• _EXERCISE DIRECTIONS_
Give the count of lines in the records below that contain "icon", with no other words.

(Extracted data entries)
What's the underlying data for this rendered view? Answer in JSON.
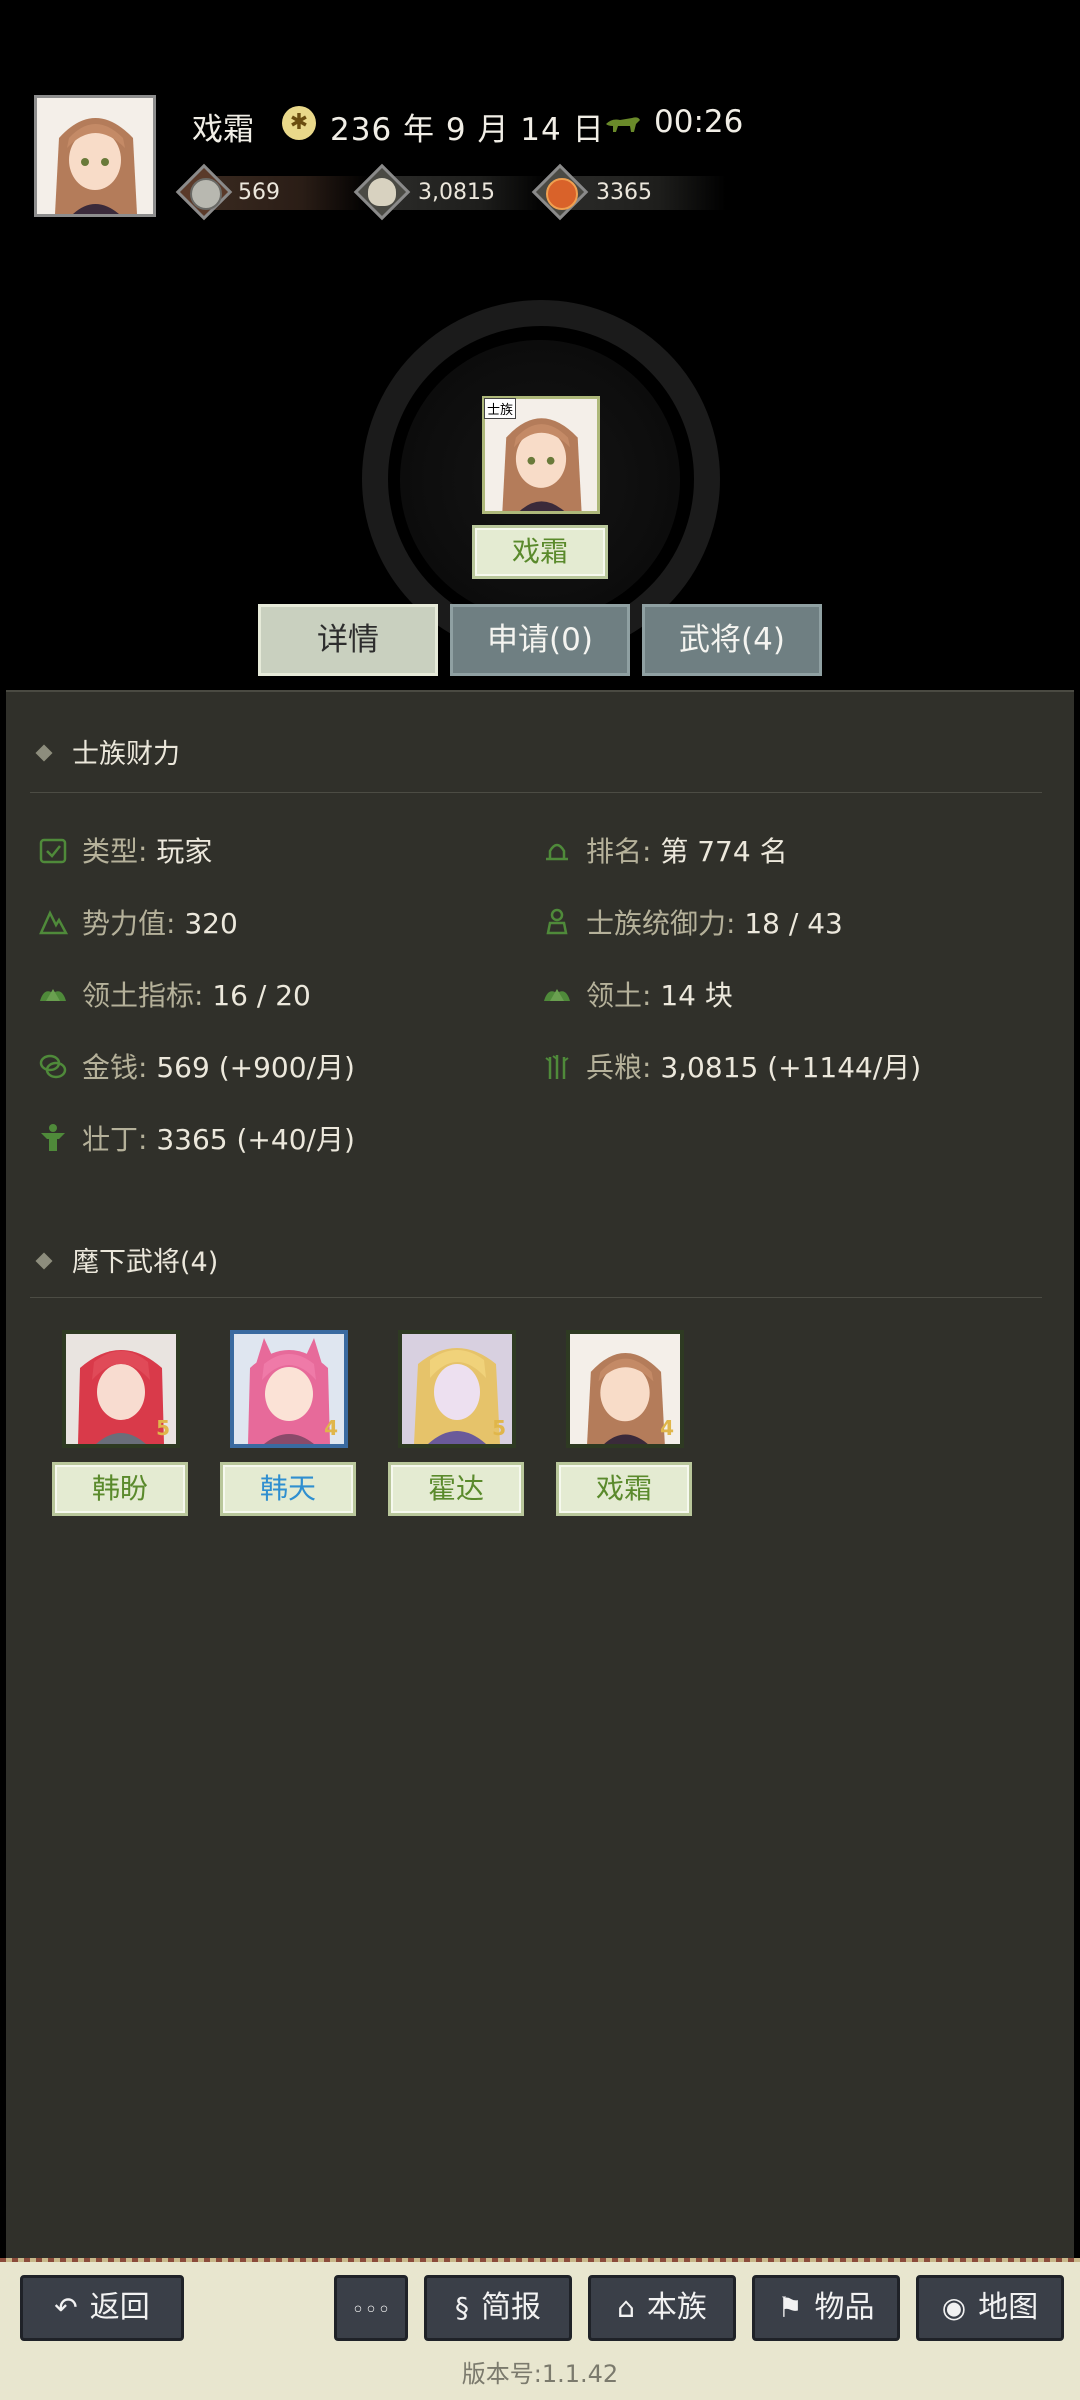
{
  "header": {
    "player_name": "戏霜",
    "date": "236 年 9 月 14 日",
    "time": "00:26",
    "resources": [
      {
        "icon": "silver-coin-icon",
        "value": "569"
      },
      {
        "icon": "grain-bowl-icon",
        "value": "3,0815"
      },
      {
        "icon": "manpower-icon",
        "value": "3365"
      }
    ]
  },
  "clan": {
    "tag": "士族",
    "name": "戏霜",
    "tabs": [
      "详情",
      "申请(0)",
      "武将(4)"
    ]
  },
  "section1": {
    "title": "士族财力",
    "stats": [
      {
        "icon": "type-icon",
        "label": "类型:",
        "value": "玩家"
      },
      {
        "icon": "rank-icon",
        "label": "排名:",
        "value": "第 774 名"
      },
      {
        "icon": "power-icon",
        "label": "势力值:",
        "value": "320"
      },
      {
        "icon": "command-icon",
        "label": "士族统御力:",
        "value": "18 / 43"
      },
      {
        "icon": "territory-quota-icon",
        "label": "领土指标:",
        "value": "16 / 20"
      },
      {
        "icon": "territory-icon",
        "label": "领土:",
        "value": "14 块"
      },
      {
        "icon": "money-icon",
        "label": "金钱:",
        "value": "569 (+900/月)"
      },
      {
        "icon": "provisions-icon",
        "label": "兵粮:",
        "value": "3,0815 (+1144/月)"
      },
      {
        "icon": "strongman-icon",
        "label": "壮丁:",
        "value": "3365 (+40/月)"
      }
    ]
  },
  "section2": {
    "title": "麾下武将(4)",
    "generals": [
      {
        "name": "韩盼",
        "cost": "5",
        "name_color": "#5a8a2c"
      },
      {
        "name": "韩天",
        "cost": "4",
        "name_color": "#2f8fd0"
      },
      {
        "name": "霍达",
        "cost": "5",
        "name_color": "#5a8a2c"
      },
      {
        "name": "戏霜",
        "cost": "4",
        "name_color": "#5a8a2c"
      }
    ]
  },
  "nav": {
    "back": "返回",
    "more": "◦◦◦",
    "briefing": "简报",
    "clan": "本族",
    "items": "物品",
    "map": "地图"
  },
  "version": "版本号:1.1.42"
}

• _OUTPUT FOR THIS TASK_
12